■ Task to complete
In your output, repeat each entry exactly and include no pictures.

■ Data shown
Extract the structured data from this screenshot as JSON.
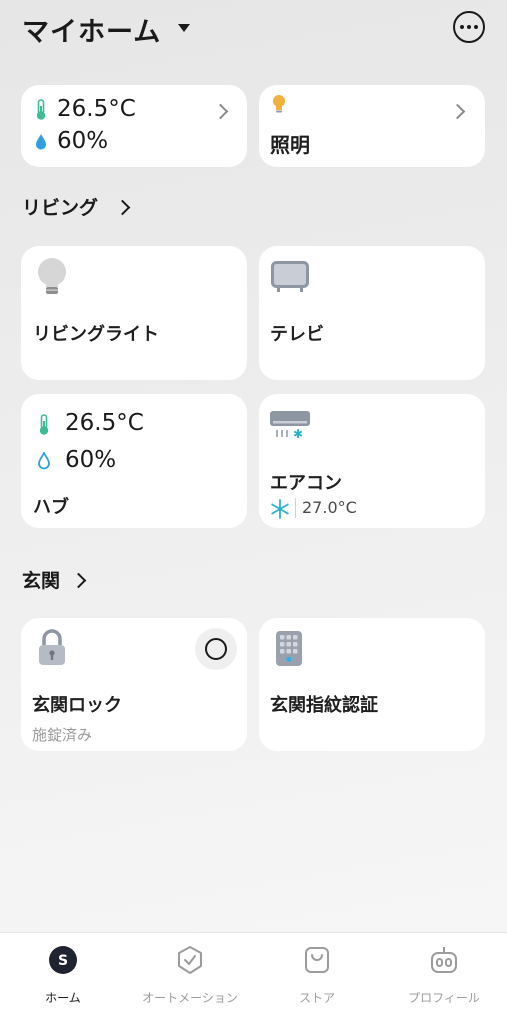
{
  "header": {
    "title": "マイホーム"
  },
  "summary": {
    "temperature": "26.5°C",
    "humidity": "60%",
    "lighting_label": "照明"
  },
  "rooms": [
    {
      "name": "リビング"
    },
    {
      "name": "玄関"
    }
  ],
  "devices": {
    "living_light": {
      "label": "リビングライト"
    },
    "tv": {
      "label": "テレビ"
    },
    "hub": {
      "label": "ハブ",
      "temperature": "26.5°C",
      "humidity": "60%"
    },
    "aircon": {
      "label": "エアコン",
      "set_temp": "27.0°C"
    },
    "lock": {
      "label": "玄関ロック",
      "status": "施錠済み"
    },
    "fingerprint": {
      "label": "玄関指紋認証"
    }
  },
  "tabs": [
    {
      "label": "ホーム",
      "active": true
    },
    {
      "label": "オートメーション"
    },
    {
      "label": "ストア"
    },
    {
      "label": "プロフィール"
    }
  ],
  "colors": {
    "thermo": "#3dbb95",
    "water": "#2f9fe0",
    "bulb": "#f2b13a",
    "snow": "#2bb4c8",
    "keypad_accent": "#2fb0e8"
  }
}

■ Written response
Extract the structured data from this screenshot as JSON.
{
  "header": {
    "title": "マイホーム"
  },
  "summary": {
    "temperature": "26.5°C",
    "humidity": "60%",
    "lighting_label": "照明"
  },
  "rooms": [
    {
      "name": "リビング"
    },
    {
      "name": "玄関"
    }
  ],
  "devices": {
    "living_light": {
      "label": "リビングライト"
    },
    "tv": {
      "label": "テレビ"
    },
    "hub": {
      "label": "ハブ",
      "temperature": "26.5°C",
      "humidity": "60%"
    },
    "aircon": {
      "label": "エアコン",
      "set_temp": "27.0°C"
    },
    "lock": {
      "label": "玄関ロック",
      "status": "施錠済み"
    },
    "fingerprint": {
      "label": "玄関指紋認証"
    }
  },
  "tabs": [
    {
      "label": "ホーム",
      "active": true
    },
    {
      "label": "オートメーション"
    },
    {
      "label": "ストア"
    },
    {
      "label": "プロフィール"
    }
  ],
  "colors": {
    "thermo": "#3dbb95",
    "water": "#2f9fe0",
    "bulb": "#f2b13a",
    "snow": "#2bb4c8",
    "keypad_accent": "#2fb0e8"
  }
}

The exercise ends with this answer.